11.20.08 The record collector

I could go and change the names on all of you but honestly the names in this story are to good to pass up.

So as many of you have gauged from the annex collection, I LOVE MUSIC. More importantly, music that is impressed on to vinyl. Now I'm not such a purest that I can't appreciate other forms of musical data delivery. I enjoy my MP3 player, and mixtapes I adore. But when it comes to playing music for others in a DJ setting I appreciate being able to physically manipulate the audio. I commonly refer to this as touching the music. This selection, application, then manipulation of the music allows me to feel like I'm doing my part to provide the audience with a performance.

With this in mind let me regale you with a little story about a man from Fort Wayne IN. Kodiak is his name, honestly when looking at him on the street now a days you would never guess the epic vinyl collection this man had stashed away. This tall, youthful man, fit the bill for your average american. However once inside his moddest home he reveiled to us years of musical prouis. Kodiak was a collector of dance music from roughly the early to mid 1990's to... eeeh. Lets just say present.

So how did I met this man? Craigslist! Of coarse. (laughing mentally)

Kodiak was selling off his collection. Thus I found his post "House Techno DnB Jungle Trance vinyl, over 650ish records." This modist title and the 2 photos showing crates and crates of records did not do this collection justice. Kodiak had build up a collection of every Amen, 10LBS, Big tune that came out of the Detroit Techno House movement from the mid 1990's. Tracks that I knew of but never knew the name of. Tracks that mentally transported me back to dark warehouses, roadtrips and hours spent in my college art studio.
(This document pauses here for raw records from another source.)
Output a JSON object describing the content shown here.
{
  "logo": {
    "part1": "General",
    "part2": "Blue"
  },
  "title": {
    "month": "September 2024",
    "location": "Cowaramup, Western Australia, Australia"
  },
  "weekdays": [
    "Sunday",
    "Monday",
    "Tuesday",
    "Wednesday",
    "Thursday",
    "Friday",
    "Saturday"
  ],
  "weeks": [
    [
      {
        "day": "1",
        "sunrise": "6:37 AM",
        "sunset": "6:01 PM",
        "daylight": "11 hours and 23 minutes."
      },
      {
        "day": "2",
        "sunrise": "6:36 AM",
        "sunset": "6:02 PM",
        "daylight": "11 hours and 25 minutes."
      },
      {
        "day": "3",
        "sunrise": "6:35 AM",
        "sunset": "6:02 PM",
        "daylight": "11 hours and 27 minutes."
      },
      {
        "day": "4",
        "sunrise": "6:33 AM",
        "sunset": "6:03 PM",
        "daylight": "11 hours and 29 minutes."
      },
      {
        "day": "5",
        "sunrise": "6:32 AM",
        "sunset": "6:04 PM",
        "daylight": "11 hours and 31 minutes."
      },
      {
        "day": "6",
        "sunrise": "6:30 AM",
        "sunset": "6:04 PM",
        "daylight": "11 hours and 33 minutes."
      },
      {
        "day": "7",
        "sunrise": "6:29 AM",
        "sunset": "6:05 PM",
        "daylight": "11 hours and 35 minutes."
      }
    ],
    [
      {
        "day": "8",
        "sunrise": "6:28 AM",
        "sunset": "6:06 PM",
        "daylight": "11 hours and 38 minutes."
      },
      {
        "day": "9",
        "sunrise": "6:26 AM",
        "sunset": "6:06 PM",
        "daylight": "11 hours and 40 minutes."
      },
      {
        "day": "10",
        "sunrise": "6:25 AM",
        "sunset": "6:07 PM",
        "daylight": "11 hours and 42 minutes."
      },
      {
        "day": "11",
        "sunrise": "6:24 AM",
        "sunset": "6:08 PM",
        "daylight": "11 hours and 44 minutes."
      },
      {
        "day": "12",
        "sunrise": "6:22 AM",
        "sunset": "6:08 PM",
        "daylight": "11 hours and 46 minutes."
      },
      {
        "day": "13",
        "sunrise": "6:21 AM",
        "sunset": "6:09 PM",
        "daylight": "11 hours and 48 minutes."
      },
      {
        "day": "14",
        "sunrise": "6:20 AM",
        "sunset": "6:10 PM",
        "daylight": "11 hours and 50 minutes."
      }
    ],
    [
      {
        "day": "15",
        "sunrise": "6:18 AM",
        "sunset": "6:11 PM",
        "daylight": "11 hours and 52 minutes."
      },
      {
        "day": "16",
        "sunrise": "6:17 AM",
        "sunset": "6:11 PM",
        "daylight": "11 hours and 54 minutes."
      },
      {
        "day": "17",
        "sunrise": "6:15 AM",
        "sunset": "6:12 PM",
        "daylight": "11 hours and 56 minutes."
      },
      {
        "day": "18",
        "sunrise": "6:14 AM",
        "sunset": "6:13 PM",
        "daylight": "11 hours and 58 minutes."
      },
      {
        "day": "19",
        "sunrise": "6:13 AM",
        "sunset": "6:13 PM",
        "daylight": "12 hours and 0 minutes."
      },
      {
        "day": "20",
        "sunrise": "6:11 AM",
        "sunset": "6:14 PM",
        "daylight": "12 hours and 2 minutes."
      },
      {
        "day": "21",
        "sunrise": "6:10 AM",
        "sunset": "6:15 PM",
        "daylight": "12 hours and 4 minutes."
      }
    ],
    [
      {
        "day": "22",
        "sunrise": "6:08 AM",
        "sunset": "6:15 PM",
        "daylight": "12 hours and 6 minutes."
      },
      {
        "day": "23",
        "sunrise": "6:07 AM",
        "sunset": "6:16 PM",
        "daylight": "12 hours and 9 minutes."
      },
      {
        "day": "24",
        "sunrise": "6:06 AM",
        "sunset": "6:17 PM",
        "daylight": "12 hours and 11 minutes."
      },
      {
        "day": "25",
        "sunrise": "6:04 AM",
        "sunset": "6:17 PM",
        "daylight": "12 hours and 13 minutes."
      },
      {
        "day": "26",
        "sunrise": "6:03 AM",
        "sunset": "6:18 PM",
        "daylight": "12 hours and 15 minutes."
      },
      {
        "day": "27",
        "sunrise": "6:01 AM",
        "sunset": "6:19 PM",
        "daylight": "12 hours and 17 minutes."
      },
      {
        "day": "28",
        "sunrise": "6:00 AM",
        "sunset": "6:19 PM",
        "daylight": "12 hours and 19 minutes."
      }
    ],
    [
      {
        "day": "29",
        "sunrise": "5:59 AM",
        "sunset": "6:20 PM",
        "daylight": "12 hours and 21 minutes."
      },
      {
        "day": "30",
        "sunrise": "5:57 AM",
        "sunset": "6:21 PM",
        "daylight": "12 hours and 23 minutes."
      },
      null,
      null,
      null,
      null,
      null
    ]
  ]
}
Tracks that I had no right buying cause I could never use them in a jungle set. I found myself playing just to hear them again. The ghosts of memories filled the small back room where Kodiak kepts his records. My partener in crime Mr. Wilson and I played tracks, reminisced and absorbed all that these tracks had to offer us.

Kodiak (a master sales men I would later find out) left us alone for a chunk of time then came back in to join our musical adventures. Wilson took a break to just let it all sink in, while I dug through stacks, and discussed music, memories, and life.

This is the life of a digger... I would love to tell you that these are the way I fill my days, milling the back stacks of records stores or meeting new friends to dig through their prized record collection. One day... I will open my record store online. hahahaha

PS- if anyone is interested in buying the records described I've linked Kodiak's name for easy contactablity.